Two Against Three (1)
A polyrhythm (sometimes referred to as a cross rhythm) is the effect produced when two conflicting rhythms are played together. The music requires one hand to divide the beat into two, for example, while the other hand has to divide the beat into three simultaneously. There are all sorts of possible ratios that we might have to deal with, and (depending on the context) they can prove very challenging indeed!
In this series of articles, I am going to cover the simplest polyrhythm, two-against-three (2:3) – or three-against-two (3:2), and will deal with more advanced polyrhythms in a separate series.
Let’s begin by clarifying those ratios.

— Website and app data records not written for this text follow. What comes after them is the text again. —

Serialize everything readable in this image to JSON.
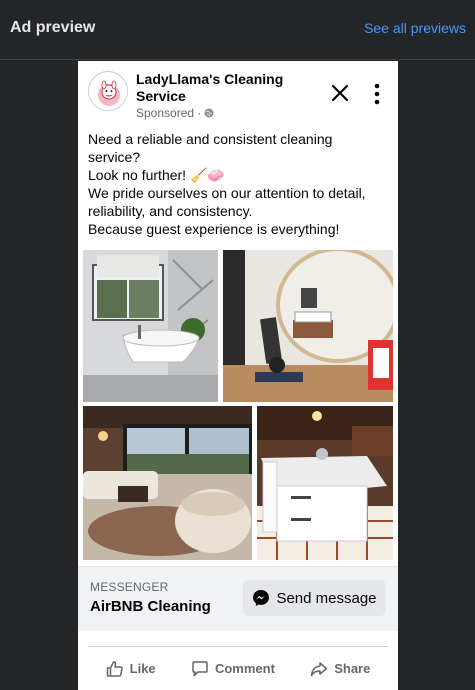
{
  "topbar": {
    "title": "Ad preview",
    "see_all": "See all previews"
  },
  "post": {
    "page_name": "LadyLlama's Cleaning Service",
    "sponsored": "Sponsored ·",
    "body": [
      "Need a reliable and consistent cleaning",
      "service?",
      "Look no further! 🧹🧼",
      "We pride ourselves on our attention to detail,",
      "reliability, and consistency.",
      "Because guest experience is everything!"
    ],
    "images": [
      "bathroom-tub-photo",
      "bedroom-mirror-photo",
      "living-room-photo",
      "kitchen-island-photo"
    ]
  },
  "cta": {
    "source": "MESSENGER",
    "headline": "AirBNB Cleaning",
    "button": "Send message"
  },
  "actions": {
    "like": "Like",
    "comment": "Comment",
    "share": "Share"
  },
  "colors": {
    "background": "#242526",
    "link": "#4599ff",
    "card": "#ffffff"
  }
}
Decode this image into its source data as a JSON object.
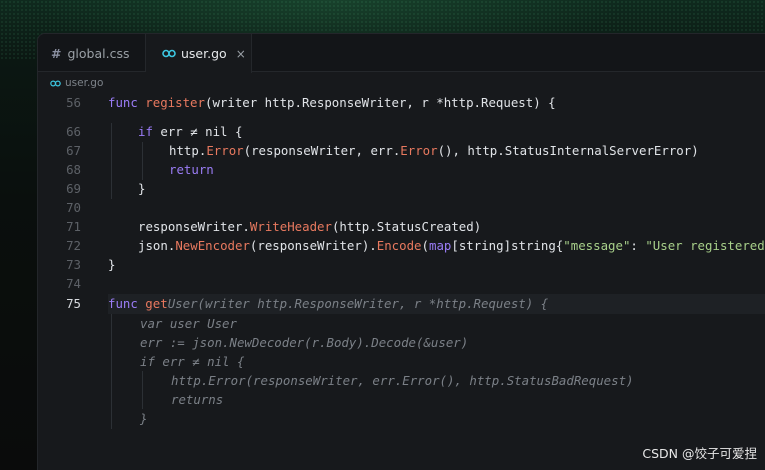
{
  "tabs": [
    {
      "label": "global.css",
      "icon": "hash-icon",
      "active": false
    },
    {
      "label": "user.go",
      "icon": "go-file-icon",
      "active": true
    }
  ],
  "close_glyph": "×",
  "breadcrumb": {
    "label": "user.go",
    "icon": "go-file-icon"
  },
  "gutter": [
    "56",
    "66",
    "67",
    "68",
    "69",
    "70",
    "71",
    "72",
    "73",
    "74",
    "75"
  ],
  "code": {
    "l56": [
      "func",
      " register",
      "(writer http.ResponseWriter, r *http.Request) {"
    ],
    "l66": [
      "if",
      " err ≠ nil {"
    ],
    "l67": [
      "http.",
      "Error",
      "(responseWriter, err.",
      "Error",
      "(), http.StatusInternalServerError)"
    ],
    "l68": [
      "return"
    ],
    "l69": [
      "}"
    ],
    "l71": [
      "responseWriter.",
      "WriteHeader",
      "(http.StatusCreated)"
    ],
    "l72": [
      "json.",
      "NewEncoder",
      "(responseWriter).",
      "Encode",
      "(",
      "map",
      "[string]string{",
      "\"message\"",
      ": ",
      "\"User registered"
    ],
    "l73": [
      "}"
    ],
    "l75": [
      "func",
      " get",
      "User(writer http.ResponseWriter, r *http.Request) {"
    ],
    "ghost": [
      "var user User",
      "err := json.NewDecoder(r.Body).Decode(&user)",
      "if err ≠ nil {",
      "http.Error(responseWriter, err.Error(), http.StatusBadRequest)",
      "returns",
      "}"
    ]
  },
  "watermark": "CSDN @饺子可爱捏",
  "colors": {
    "keyword": "#9a7cf5",
    "function": "#e8795f",
    "string": "#a8d08a",
    "ghost_text": "#7b8087",
    "editor_bg": "#17191c",
    "go_icon": "#3cc6e0"
  }
}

A 2:3 polyrhythm means two notes are crossing the prevailing division of three:
And a 3:2 polyrhythm is where three notes cross the prevailing division (or pulse) of two: